European Muslims see dialogue hope in pope name
By Tom Heneghan, Religion Editor
VATICAN CITY (Reuters) - Muslims in Europe see hope for better relations with Roman Catholicism after the new pope took the name Francis, recalling the 13th-century saint known for his efforts to launch Christian dialogue with Islam.
Cardinal Jorge Bergoglio chose the name after his election on Wednesday in honor of St. Francis of Assisi, who is revered for his radical poverty and humility. Francis met the sultan of Egypt in 1219 on a peace mission during the Fifth Crusade.
St. Francis crossed enemy lines unarmed to meet Sultan Malik al-Kamil and discuss war, peace and faith.

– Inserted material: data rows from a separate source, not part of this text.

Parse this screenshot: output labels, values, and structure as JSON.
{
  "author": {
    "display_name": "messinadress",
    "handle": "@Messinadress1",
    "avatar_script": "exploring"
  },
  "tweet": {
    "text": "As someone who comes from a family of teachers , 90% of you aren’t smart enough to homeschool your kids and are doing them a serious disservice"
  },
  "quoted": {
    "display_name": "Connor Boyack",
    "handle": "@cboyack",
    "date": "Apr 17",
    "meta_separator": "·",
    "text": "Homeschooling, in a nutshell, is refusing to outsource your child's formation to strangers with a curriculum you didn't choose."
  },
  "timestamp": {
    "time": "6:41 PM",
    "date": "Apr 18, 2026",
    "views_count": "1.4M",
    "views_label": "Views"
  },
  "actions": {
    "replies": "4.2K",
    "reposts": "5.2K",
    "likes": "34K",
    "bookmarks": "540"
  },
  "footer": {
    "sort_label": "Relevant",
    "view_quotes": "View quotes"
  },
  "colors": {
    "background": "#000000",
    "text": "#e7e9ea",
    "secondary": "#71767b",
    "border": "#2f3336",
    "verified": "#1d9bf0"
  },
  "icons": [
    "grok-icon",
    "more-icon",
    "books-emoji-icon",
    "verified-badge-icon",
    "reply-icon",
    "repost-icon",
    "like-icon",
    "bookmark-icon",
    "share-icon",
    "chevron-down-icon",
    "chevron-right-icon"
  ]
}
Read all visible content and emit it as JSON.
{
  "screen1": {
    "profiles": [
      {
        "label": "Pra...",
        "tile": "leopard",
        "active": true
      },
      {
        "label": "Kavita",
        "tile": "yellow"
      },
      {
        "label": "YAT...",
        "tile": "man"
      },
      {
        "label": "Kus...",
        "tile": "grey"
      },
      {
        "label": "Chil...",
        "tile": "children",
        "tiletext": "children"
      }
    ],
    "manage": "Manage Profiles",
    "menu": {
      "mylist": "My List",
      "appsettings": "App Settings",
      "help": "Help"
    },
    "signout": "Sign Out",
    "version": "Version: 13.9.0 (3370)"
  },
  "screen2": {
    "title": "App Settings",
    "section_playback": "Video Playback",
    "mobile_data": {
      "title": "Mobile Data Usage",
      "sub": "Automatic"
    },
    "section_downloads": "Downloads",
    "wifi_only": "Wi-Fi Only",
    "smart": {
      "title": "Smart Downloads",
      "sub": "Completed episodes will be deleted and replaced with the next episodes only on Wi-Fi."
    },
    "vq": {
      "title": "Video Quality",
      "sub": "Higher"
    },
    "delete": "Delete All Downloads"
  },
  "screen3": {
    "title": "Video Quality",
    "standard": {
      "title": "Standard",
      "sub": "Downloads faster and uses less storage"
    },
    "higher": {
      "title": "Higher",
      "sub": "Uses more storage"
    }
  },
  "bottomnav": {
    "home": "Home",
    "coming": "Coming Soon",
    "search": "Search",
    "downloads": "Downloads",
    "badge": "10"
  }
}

He spent several days with the Muslim ruler, unsuccessfully trying to convert him, and was then returned safely to the Crusader side.
Muslim leaders in Italy, France and Germany, where St. Francis and his Franciscan order of brown-robed friars are well known, struck an upbeat tone.

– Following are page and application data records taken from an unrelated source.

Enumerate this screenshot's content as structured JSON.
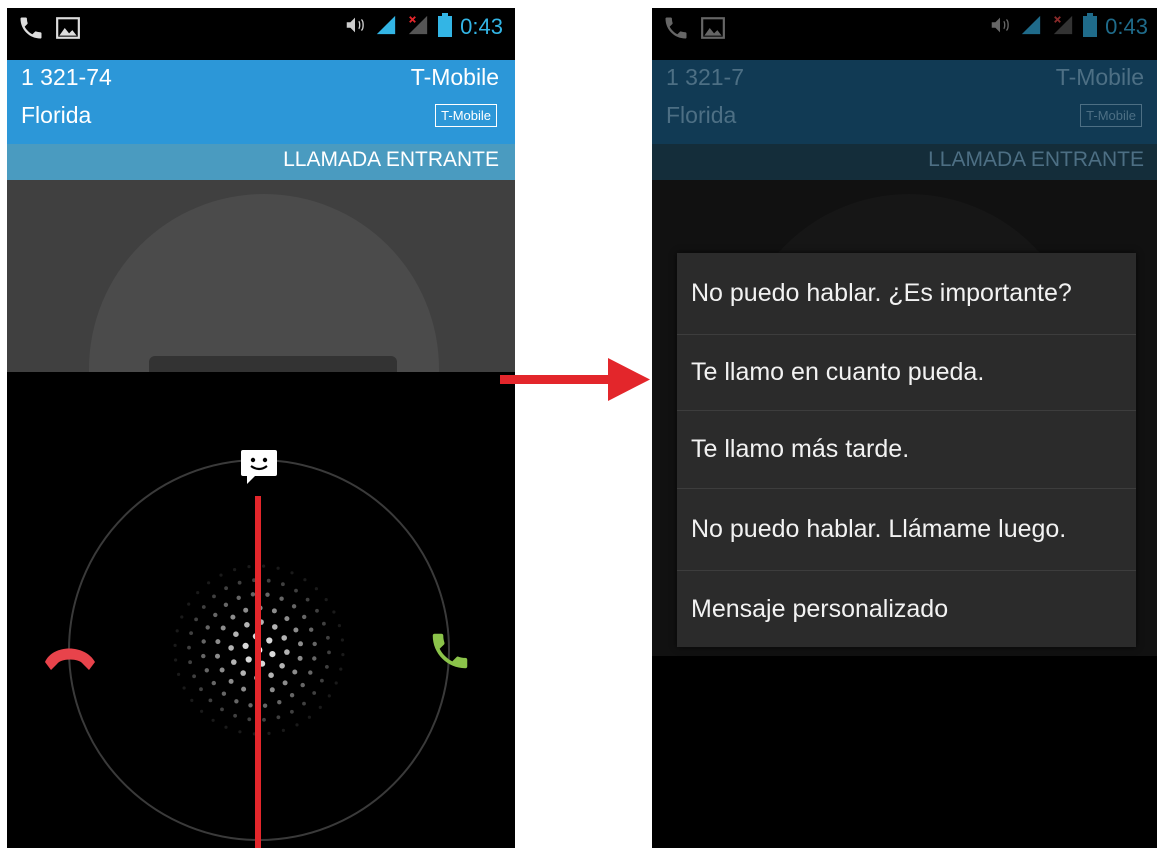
{
  "left_screen": {
    "status_bar": {
      "time": "0:43",
      "icons": [
        "phone-call-icon",
        "gallery-icon",
        "volume-icon",
        "signal-icon",
        "no-sim-signal-icon",
        "battery-icon"
      ]
    },
    "caller": {
      "number": "1 321-74",
      "location": "Florida",
      "carrier": "T-Mobile",
      "carrier_badge": "T-Mobile"
    },
    "call_state": "LLAMADA ENTRANTE",
    "controls": {
      "decline_icon": "decline-call-icon",
      "answer_icon": "answer-call-icon",
      "message_icon": "quick-reply-icon"
    }
  },
  "right_screen": {
    "status_bar": {
      "time": "0:43"
    },
    "caller": {
      "number": "1 321-7",
      "location": "Florida",
      "carrier": "T-Mobile",
      "carrier_badge": "T-Mobile"
    },
    "call_state": "LLAMADA ENTRANTE",
    "quick_replies": [
      {
        "label": "No puedo hablar. ¿Es importante?"
      },
      {
        "label": "Te llamo en cuanto pueda."
      },
      {
        "label": "Te llamo más tarde."
      },
      {
        "label": "No puedo hablar. Llámame luego."
      },
      {
        "label": "Mensaje personalizado"
      }
    ]
  },
  "colors": {
    "accent_blue": "#2c97d8",
    "decline_red": "#e8434b",
    "answer_green": "#8bc34a",
    "annotation_red": "#e3262b"
  }
}
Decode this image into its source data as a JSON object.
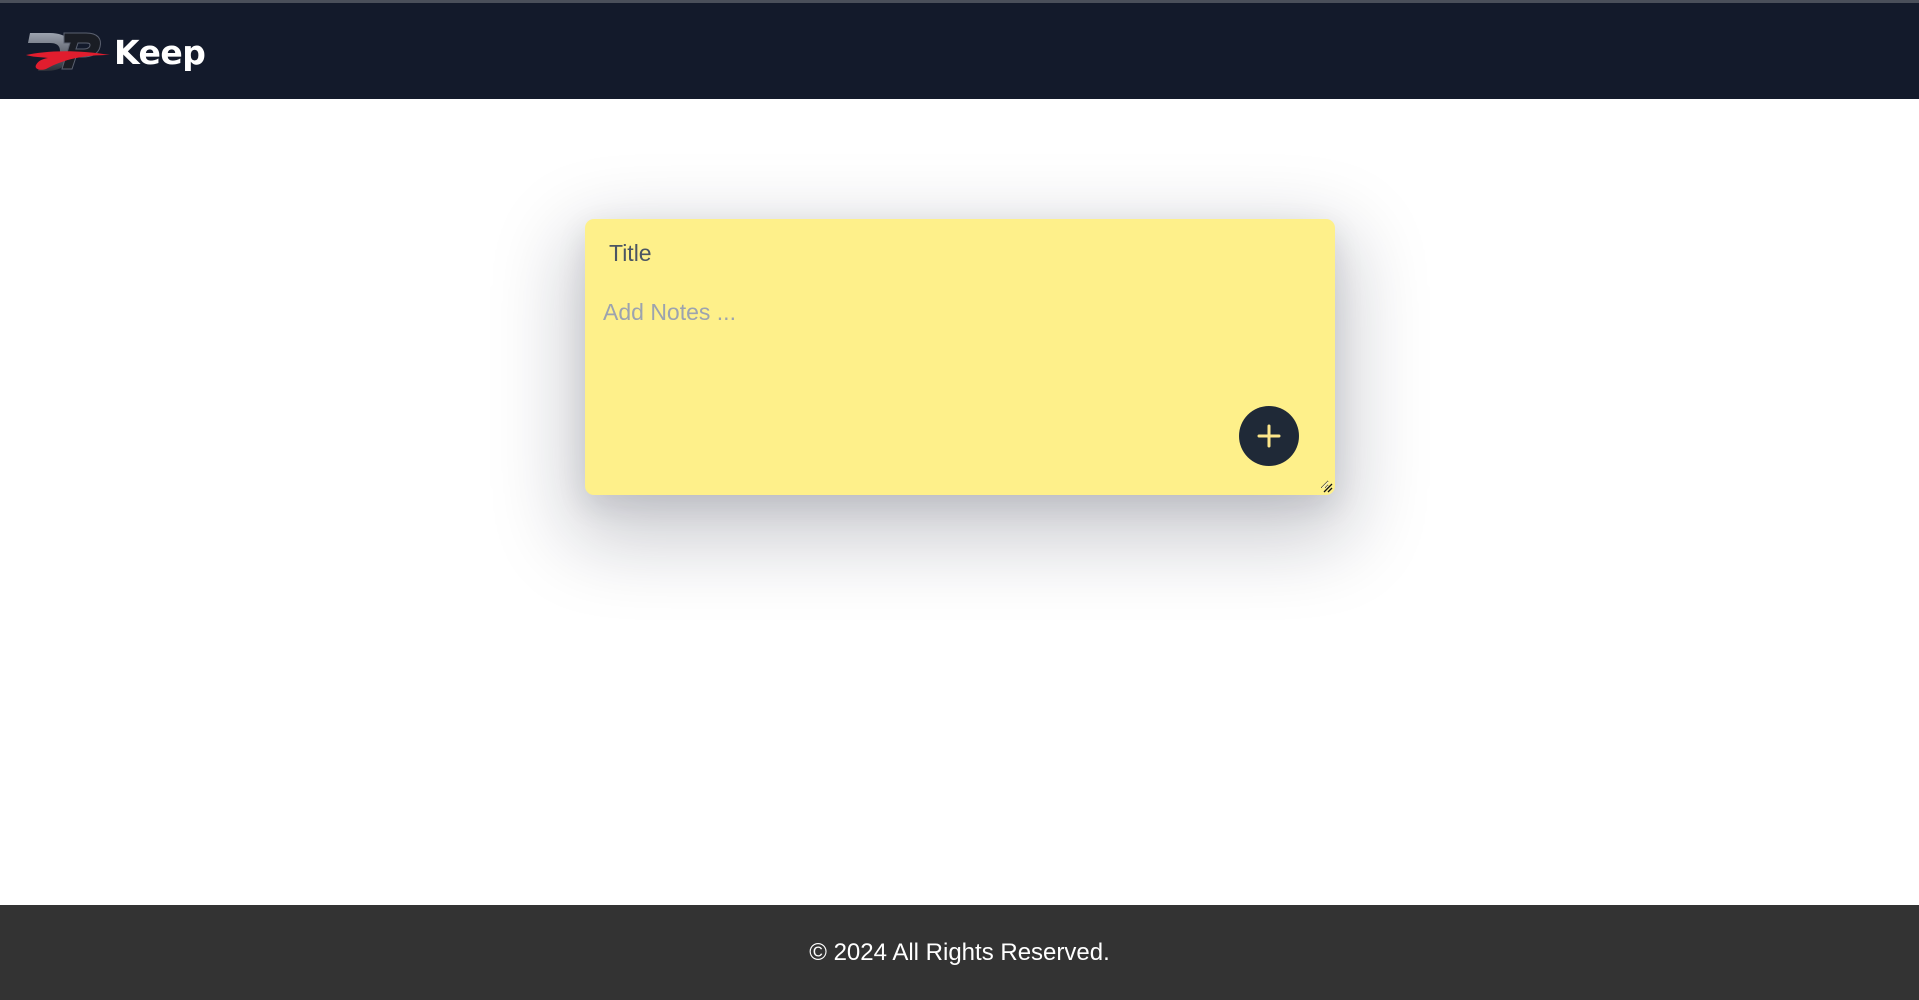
{
  "header": {
    "brand_name": "Keep",
    "logo_icon": "dp-logo-icon",
    "background": "#131a2b"
  },
  "note_form": {
    "title_placeholder": "Title",
    "title_value": "",
    "notes_placeholder": "Add Notes ...",
    "notes_value": "",
    "add_button_icon": "plus-icon",
    "card_color": "#fef08a",
    "button_color": "#1f2937"
  },
  "footer": {
    "text": "© 2024 All Rights Reserved.",
    "background": "#333333"
  }
}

"As Muslims of the West, we take as a particularly hopeful sign the reminder, in the name of the new pontiff, of the great example of sanctity and opening to the East and to Islam that St. Francis of Assisi gave," the Italian Islamic Religious Community (COREIS) said in a statement.

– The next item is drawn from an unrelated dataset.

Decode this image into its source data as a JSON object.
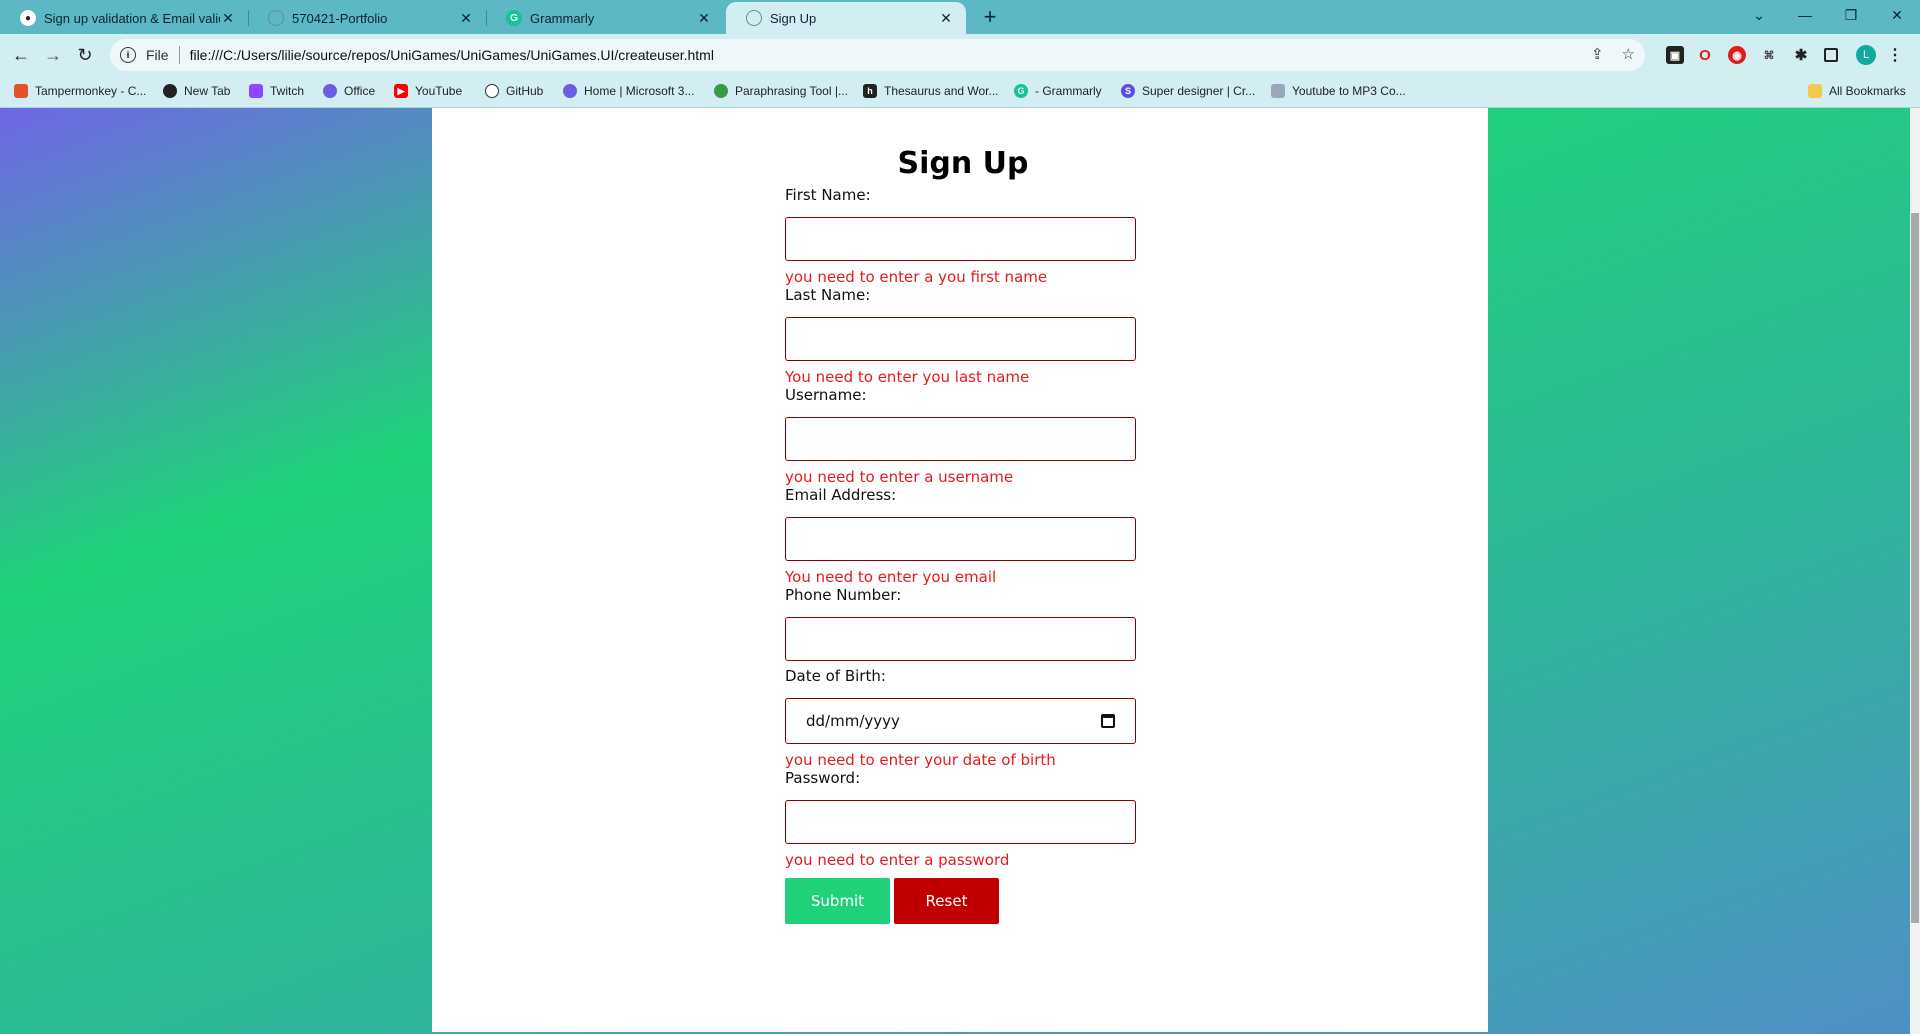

Vatican relations with the Muslim world were badly strained in 2006 when now retired Pope Benedict XVI quoted a Byzantine emperor as saying Islam was a violent and irrational religion.
That sparked violent protests in the Muslim world. Benedict apologized but many Muslims remained wary of the German-born pontiff. Such reserve was echoed in congratulations the Saudi Arabian-based Organisation of Islamic Cooperation (OIC) sent the new pope, saying it hoped "the relationship between Islam and Christianity will regain its cordiality and sincere friendship".
Muslim scholars of the Common Word group who met Benedict to seek better understanding said his remarks had been hurtful but they later came to appreciate his willingness for dialogue. Continued...